=== THE PROBLEM ===
Could you repeat the records below exactly, leaving the pictures out?

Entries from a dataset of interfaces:

============

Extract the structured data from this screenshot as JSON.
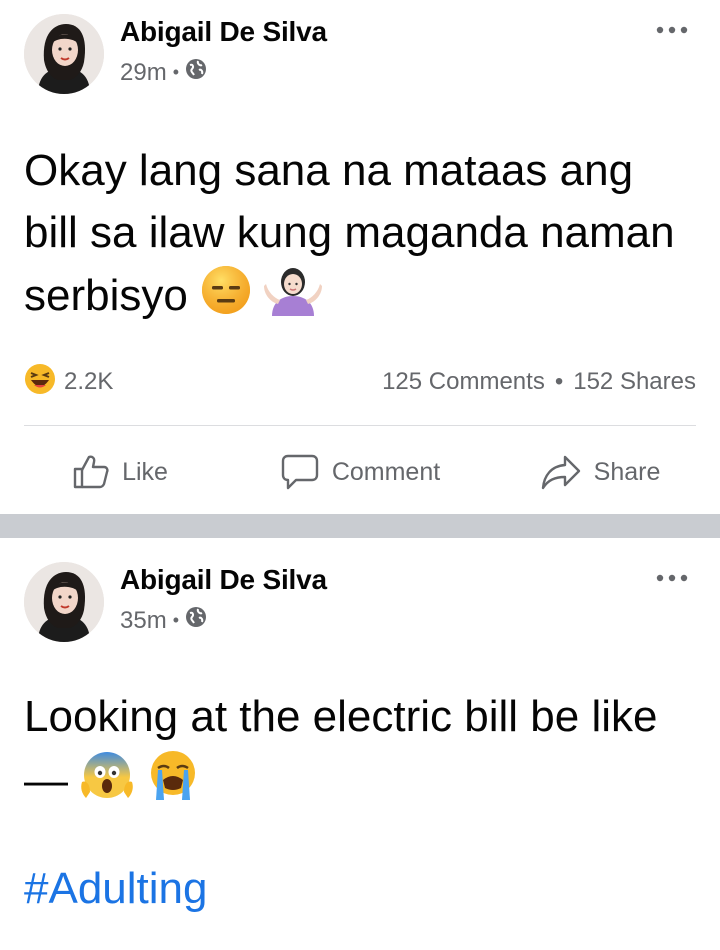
{
  "posts": [
    {
      "author": "Abigail De Silva",
      "time": "29m",
      "text": "Okay lang sana na mataas ang bill sa ilaw kung maganda naman serbisyo",
      "emojis": [
        "expressionless-face",
        "woman-shrugging"
      ],
      "reactions": {
        "icon": "laughing-face",
        "count": "2.2K"
      },
      "comments": "125 Comments",
      "shares": "152 Shares",
      "actions": {
        "like": "Like",
        "comment": "Comment",
        "share": "Share"
      }
    },
    {
      "author": "Abigail De Silva",
      "time": "35m",
      "text": "Looking at the electric bill be like —",
      "emojis": [
        "face-screaming-in-fear",
        "loudly-crying-face"
      ],
      "hashtag": "#Adulting"
    }
  ],
  "icons": {
    "privacy": "globe-icon",
    "menu": "more-options-icon"
  },
  "colors": {
    "hashtag": "#1b74e4",
    "secondary_text": "#65676b",
    "separator": "#c9ccd1"
  }
}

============

=== RESPONSE ===
Extract the structured data from this screenshot as JSON.
{
  "posts": [
    {
      "author": "Abigail De Silva",
      "time": "29m",
      "text": "Okay lang sana na mataas ang bill sa ilaw kung maganda naman serbisyo",
      "emojis": [
        "expressionless-face",
        "woman-shrugging"
      ],
      "reactions": {
        "icon": "laughing-face",
        "count": "2.2K"
      },
      "comments": "125 Comments",
      "shares": "152 Shares",
      "actions": {
        "like": "Like",
        "comment": "Comment",
        "share": "Share"
      }
    },
    {
      "author": "Abigail De Silva",
      "time": "35m",
      "text": "Looking at the electric bill be like —",
      "emojis": [
        "face-screaming-in-fear",
        "loudly-crying-face"
      ],
      "hashtag": "#Adulting"
    }
  ],
  "icons": {
    "privacy": "globe-icon",
    "menu": "more-options-icon"
  },
  "colors": {
    "hashtag": "#1b74e4",
    "secondary_text": "#65676b",
    "separator": "#c9ccd1"
  }
}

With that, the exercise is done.